"What I'm outlining in the op-ed piece is the fact that anybody should expect that these prosecutions are going to be very, very aggressive, and that there are a number of people are in the line of fire, that may not anticipate or appreciate that they're in the line of fire."
Ed: "OK, in fact they had some problems enforcing subpoenas when they were having hearings in Louisiana. That's the reason for Houston right?"
"That is one of the reasons for Houston and they're additional people that they want to question that apparently contend they are more accessible or more appropriately questioned in Houston."
Cogdell notes that attorneys are complaining about what testimony should be allowed and what documents should be made available for review.
"Well, they need to be very guarded in what they say because (it) may very well be the worse thing they can do, to set forth their positions far in advance of the charges being filed. And the executives and the individuals involved or being questioned probably better be thinking about their own backside as well as towing the corporate line. In environmental prosecutions, there's the Responsible Corporate Officers Doctrine. You can be found guilty of environmental offenses even if you didn't do anything wrong, if you simply had the authority to stop it."

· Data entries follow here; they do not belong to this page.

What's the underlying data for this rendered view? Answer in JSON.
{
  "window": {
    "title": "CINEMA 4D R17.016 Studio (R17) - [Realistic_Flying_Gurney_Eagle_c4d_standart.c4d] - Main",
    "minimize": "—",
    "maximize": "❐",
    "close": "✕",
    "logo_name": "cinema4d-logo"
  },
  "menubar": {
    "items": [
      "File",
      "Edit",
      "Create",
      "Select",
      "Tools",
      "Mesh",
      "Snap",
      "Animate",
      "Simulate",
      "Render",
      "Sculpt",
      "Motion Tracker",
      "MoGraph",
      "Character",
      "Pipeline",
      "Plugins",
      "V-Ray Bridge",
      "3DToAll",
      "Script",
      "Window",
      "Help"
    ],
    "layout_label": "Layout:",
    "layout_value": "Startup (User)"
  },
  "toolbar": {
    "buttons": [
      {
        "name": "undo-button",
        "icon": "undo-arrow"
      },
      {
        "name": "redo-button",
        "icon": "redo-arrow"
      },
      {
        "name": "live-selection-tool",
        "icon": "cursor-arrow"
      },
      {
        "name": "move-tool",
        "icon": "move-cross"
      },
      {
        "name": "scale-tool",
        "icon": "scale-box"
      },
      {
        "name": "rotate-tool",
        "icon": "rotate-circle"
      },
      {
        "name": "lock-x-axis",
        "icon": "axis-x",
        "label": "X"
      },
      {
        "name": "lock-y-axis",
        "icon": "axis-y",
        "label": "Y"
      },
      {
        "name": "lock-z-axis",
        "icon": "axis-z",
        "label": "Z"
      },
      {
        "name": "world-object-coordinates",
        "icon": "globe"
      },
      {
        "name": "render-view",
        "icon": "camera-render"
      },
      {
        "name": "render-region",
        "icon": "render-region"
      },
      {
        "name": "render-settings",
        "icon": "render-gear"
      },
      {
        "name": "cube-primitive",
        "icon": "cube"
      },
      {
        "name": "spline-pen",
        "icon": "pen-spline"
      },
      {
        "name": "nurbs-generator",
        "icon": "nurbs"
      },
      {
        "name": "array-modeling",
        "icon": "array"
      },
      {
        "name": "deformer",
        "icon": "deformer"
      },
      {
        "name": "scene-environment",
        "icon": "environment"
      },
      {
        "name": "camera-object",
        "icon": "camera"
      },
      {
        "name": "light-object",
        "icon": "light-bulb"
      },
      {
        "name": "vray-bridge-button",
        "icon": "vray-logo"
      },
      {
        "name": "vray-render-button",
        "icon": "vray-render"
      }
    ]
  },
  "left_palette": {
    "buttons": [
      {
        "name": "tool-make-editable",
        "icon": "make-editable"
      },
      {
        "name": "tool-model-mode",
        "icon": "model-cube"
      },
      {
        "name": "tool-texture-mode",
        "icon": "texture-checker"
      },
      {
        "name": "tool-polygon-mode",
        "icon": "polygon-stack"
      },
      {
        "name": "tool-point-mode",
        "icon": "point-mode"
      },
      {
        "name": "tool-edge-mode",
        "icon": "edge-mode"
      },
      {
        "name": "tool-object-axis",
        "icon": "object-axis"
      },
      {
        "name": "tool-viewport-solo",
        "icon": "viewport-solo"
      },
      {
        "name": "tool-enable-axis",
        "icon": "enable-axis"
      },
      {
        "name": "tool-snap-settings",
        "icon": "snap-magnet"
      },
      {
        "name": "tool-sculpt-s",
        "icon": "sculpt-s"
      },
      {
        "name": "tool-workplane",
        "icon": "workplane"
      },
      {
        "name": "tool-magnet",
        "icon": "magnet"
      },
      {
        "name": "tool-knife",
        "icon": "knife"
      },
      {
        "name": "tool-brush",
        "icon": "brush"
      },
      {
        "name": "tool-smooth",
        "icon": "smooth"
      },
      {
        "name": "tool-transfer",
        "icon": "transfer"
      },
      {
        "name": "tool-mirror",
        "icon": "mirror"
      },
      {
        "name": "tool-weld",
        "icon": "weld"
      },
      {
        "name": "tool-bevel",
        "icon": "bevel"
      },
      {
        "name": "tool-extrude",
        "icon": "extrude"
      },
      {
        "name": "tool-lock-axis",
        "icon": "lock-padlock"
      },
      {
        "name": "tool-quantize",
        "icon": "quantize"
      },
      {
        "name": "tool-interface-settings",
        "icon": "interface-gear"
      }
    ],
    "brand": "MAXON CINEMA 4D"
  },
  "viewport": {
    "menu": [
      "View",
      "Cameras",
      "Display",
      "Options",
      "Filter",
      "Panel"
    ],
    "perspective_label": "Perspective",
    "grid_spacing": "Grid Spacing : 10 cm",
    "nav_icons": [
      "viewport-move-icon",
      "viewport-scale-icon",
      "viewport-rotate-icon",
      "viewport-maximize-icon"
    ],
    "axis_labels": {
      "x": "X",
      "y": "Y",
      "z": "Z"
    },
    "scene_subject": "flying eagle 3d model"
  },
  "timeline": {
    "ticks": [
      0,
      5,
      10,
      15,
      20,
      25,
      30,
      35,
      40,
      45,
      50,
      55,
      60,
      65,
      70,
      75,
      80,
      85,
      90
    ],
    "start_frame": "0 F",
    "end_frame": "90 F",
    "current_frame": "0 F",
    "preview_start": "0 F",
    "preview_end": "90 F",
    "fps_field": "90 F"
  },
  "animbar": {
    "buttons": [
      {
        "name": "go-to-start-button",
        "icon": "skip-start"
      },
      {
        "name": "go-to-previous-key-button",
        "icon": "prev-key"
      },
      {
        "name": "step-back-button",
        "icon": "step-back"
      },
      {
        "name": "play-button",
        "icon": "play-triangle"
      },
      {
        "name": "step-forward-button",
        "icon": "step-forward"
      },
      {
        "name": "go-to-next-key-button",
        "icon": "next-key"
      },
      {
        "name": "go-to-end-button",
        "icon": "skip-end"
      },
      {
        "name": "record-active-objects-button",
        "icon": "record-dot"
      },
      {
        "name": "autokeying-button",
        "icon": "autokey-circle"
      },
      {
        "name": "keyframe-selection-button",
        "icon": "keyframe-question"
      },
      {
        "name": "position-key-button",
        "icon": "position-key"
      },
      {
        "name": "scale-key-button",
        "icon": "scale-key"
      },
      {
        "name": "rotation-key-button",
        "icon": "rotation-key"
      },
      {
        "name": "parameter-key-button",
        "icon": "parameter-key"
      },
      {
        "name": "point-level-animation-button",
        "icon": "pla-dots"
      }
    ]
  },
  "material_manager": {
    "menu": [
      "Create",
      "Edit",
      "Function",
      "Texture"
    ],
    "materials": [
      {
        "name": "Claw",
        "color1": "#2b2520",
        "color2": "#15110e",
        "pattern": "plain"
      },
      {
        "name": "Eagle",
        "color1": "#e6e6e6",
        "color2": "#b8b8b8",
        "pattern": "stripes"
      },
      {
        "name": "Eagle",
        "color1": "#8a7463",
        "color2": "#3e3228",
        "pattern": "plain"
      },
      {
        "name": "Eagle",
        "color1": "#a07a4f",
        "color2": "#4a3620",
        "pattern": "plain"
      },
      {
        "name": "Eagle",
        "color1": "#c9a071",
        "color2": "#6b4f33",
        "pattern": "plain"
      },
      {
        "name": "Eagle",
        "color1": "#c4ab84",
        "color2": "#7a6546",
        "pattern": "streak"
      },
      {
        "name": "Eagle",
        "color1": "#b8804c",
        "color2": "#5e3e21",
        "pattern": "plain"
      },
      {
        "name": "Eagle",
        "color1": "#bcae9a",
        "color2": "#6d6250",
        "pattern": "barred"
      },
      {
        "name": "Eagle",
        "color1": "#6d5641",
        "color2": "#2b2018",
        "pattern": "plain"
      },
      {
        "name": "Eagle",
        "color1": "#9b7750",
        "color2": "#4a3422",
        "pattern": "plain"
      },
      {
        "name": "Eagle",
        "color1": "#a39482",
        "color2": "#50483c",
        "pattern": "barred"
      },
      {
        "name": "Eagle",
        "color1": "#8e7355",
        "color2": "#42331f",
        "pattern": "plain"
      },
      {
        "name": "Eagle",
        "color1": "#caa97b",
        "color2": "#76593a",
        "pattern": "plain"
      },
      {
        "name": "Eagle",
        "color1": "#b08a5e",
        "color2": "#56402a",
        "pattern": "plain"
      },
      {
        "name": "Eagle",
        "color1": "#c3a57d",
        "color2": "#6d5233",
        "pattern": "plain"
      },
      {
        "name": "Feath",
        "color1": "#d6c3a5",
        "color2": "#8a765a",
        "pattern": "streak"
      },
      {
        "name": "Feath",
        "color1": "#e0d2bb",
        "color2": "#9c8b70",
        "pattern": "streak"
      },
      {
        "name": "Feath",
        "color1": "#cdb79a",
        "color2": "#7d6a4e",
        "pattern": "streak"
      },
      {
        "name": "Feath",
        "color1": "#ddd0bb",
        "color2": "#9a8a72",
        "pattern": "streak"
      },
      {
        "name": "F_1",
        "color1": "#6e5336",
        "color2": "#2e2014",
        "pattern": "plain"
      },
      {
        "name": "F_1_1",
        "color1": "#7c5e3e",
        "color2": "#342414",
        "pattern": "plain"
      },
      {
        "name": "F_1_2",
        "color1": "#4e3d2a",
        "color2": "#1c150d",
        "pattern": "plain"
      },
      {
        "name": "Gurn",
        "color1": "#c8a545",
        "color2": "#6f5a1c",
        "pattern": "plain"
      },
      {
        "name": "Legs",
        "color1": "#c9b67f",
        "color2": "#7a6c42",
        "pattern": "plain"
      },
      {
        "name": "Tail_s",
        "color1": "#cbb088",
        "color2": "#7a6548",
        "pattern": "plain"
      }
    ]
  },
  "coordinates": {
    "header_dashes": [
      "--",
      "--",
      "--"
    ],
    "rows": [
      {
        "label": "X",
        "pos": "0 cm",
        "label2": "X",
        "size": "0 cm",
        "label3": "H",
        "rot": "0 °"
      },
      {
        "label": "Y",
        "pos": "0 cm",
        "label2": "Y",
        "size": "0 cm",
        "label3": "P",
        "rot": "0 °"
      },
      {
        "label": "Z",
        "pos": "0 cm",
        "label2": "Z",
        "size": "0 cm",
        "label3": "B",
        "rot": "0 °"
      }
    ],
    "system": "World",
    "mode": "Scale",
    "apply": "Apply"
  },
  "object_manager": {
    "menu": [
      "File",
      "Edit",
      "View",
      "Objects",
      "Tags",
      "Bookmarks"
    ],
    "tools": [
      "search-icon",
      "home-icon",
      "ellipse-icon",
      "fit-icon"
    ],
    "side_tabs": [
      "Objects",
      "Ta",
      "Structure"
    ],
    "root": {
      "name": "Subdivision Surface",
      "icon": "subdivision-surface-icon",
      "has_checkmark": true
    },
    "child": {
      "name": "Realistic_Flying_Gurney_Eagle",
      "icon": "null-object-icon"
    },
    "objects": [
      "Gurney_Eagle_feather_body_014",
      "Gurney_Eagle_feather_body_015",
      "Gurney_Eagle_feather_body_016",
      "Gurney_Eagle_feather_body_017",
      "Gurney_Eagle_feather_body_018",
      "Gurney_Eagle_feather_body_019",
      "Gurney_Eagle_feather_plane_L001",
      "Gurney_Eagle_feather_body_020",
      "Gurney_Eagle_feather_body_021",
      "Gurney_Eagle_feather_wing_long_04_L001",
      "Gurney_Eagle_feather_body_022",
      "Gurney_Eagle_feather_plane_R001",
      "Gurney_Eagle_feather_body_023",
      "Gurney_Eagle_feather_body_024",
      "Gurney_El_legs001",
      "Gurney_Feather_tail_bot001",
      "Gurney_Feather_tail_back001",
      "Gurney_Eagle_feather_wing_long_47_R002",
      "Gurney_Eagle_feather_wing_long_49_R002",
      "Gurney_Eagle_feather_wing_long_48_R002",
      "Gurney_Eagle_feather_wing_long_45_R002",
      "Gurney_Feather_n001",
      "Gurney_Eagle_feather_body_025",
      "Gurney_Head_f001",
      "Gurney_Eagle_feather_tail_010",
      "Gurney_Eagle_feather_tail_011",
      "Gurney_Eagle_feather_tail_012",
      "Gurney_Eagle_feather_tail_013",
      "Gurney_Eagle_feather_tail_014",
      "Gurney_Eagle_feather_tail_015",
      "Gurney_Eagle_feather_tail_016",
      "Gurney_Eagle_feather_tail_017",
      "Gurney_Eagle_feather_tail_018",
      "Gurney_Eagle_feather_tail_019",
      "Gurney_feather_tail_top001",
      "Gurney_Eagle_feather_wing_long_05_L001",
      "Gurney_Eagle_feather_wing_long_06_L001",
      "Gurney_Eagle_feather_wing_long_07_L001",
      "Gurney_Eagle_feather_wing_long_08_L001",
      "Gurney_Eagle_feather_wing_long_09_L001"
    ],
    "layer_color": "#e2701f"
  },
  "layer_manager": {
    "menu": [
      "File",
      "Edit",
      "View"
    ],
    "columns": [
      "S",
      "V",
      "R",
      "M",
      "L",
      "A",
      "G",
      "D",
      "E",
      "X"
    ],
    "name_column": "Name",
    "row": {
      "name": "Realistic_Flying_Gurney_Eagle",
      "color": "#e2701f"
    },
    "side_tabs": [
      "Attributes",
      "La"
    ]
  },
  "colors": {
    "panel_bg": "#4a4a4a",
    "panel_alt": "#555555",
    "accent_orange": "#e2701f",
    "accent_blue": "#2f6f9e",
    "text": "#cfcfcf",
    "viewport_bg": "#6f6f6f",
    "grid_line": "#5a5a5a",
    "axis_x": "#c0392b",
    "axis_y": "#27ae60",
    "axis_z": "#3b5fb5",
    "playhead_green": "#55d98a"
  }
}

The U.S. Coast Guard and the Bureau of Energy Management, Regulation and Enforcement is conducting the investigation, trying to uncover what caused the April 20th explosion on the BP-operated Deepwater Horizon rig that let 206 million gallons of oil pour into the Gulf. The hearings continue through Friday.